What to work on: Report all lines of the data below that hold the word "placeholder".

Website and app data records
- - -
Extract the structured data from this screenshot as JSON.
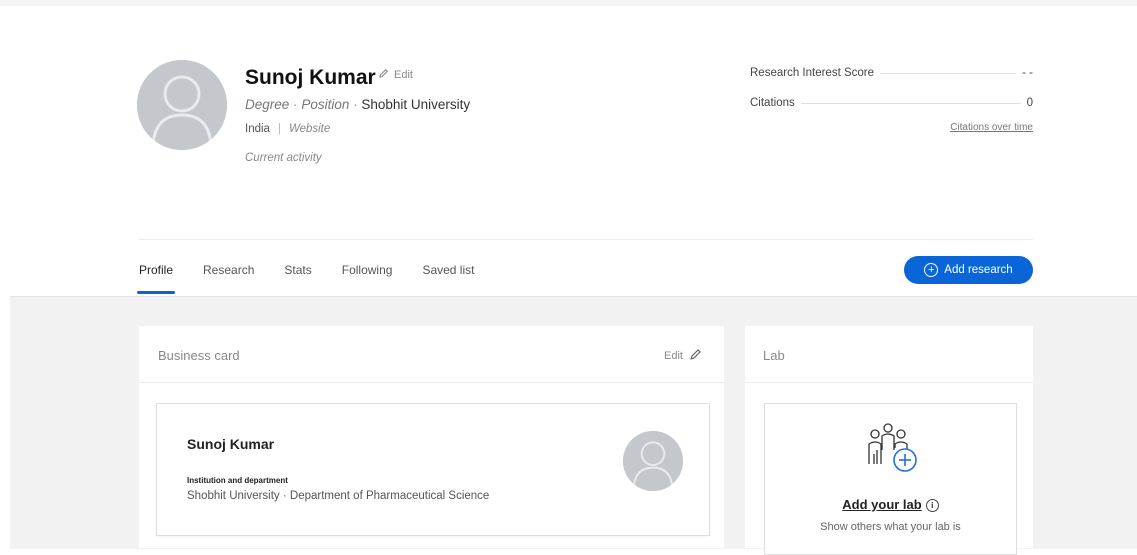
{
  "profile": {
    "name": "Sunoj Kumar",
    "edit_label": "Edit",
    "degree": "Degree",
    "position": "Position",
    "sep": "·",
    "university": "Shobhit University",
    "country": "India",
    "website": "Website",
    "current_activity": "Current activity"
  },
  "stats": {
    "ris_label": "Research Interest Score",
    "ris_value": "- -",
    "citations_label": "Citations",
    "citations_value": "0",
    "citations_link": "Citations over time"
  },
  "tabs": [
    {
      "label": "Profile",
      "active": true
    },
    {
      "label": "Research"
    },
    {
      "label": "Stats"
    },
    {
      "label": "Following"
    },
    {
      "label": "Saved list"
    }
  ],
  "add_research": "Add research",
  "business_card": {
    "title": "Business card",
    "edit_label": "Edit",
    "name": "Sunoj Kumar",
    "institution_label": "Institution and department",
    "institution_value": "Shobhit University · Department of Pharmaceutical Science"
  },
  "lab": {
    "title": "Lab",
    "add_lab": "Add your lab",
    "description": "Show others what your lab is"
  },
  "colors": {
    "accent": "#0a66d8",
    "avatar": "#c4c7cc",
    "background_grey": "#f2f2f2"
  }
}
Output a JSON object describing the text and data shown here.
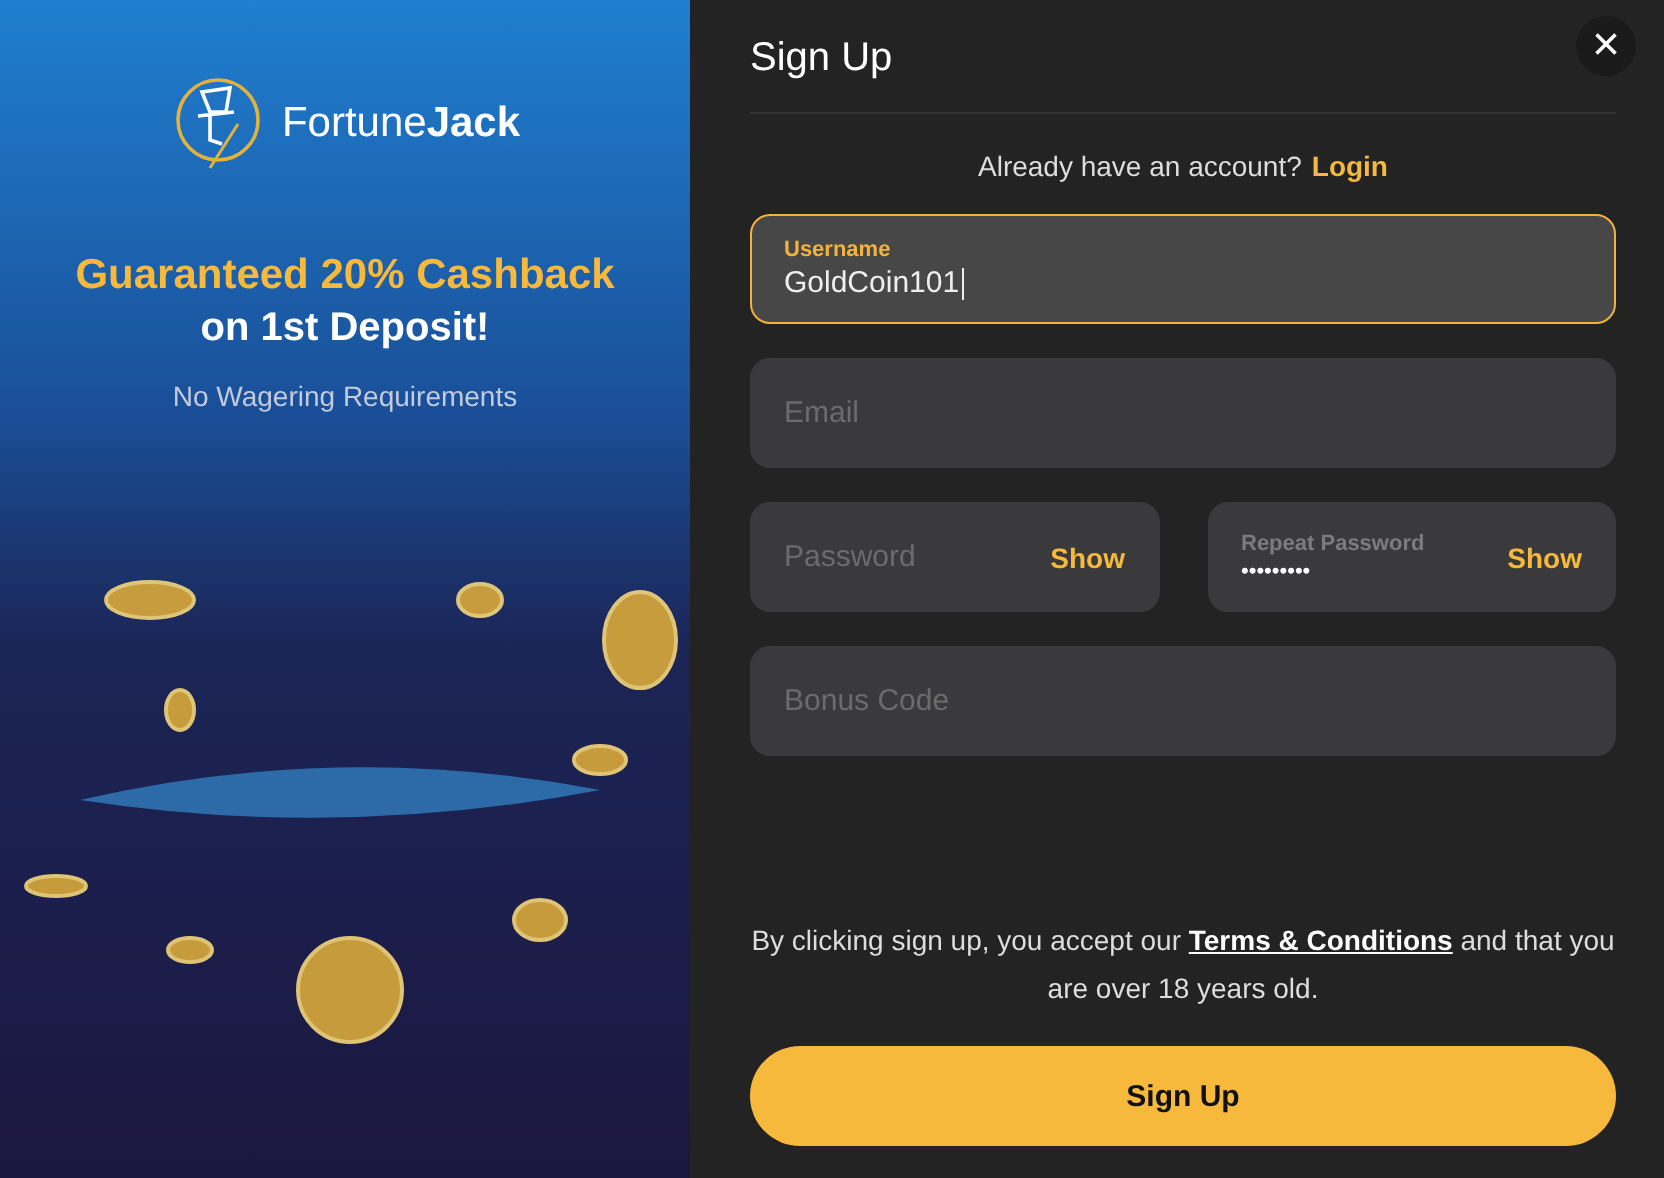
{
  "promo": {
    "logo": "Fortune**Jack**",
    "headline": "Guaranteed 20% Cashback",
    "subheadline": "on 1st Deposit!",
    "note": "No Wagering Requirements"
  },
  "dialog": {
    "title": "Sign Up",
    "close": "×",
    "login_prompt": "Already have an account?",
    "login_link": "Login",
    "fields": [
      {
        "kind": "text",
        "label": "Username",
        "value": "GoldCoin101",
        "focused": true
      },
      {
        "kind": "text",
        "placeholder": "Email",
        "focused": false
      },
      {
        "kind": "password",
        "placeholder": "Password",
        "toggle": "Show",
        "focused": false
      },
      {
        "kind": "password",
        "label": "Repeat Password",
        "value": "•••••••••",
        "toggle": "Show",
        "focused": false
      },
      {
        "kind": "text",
        "placeholder": "Bonus Code",
        "focused": false
      }
    ],
    "terms_before": "By clicking sign up, you accept our",
    "terms_link": "Terms & Conditions",
    "terms_after": "and that you are over 18 years old.",
    "submit": "Sign Up"
  }
}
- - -
Result:
        "placeholder": "Email",
        "placeholder": "Password",
        "placeholder": "Bonus Code",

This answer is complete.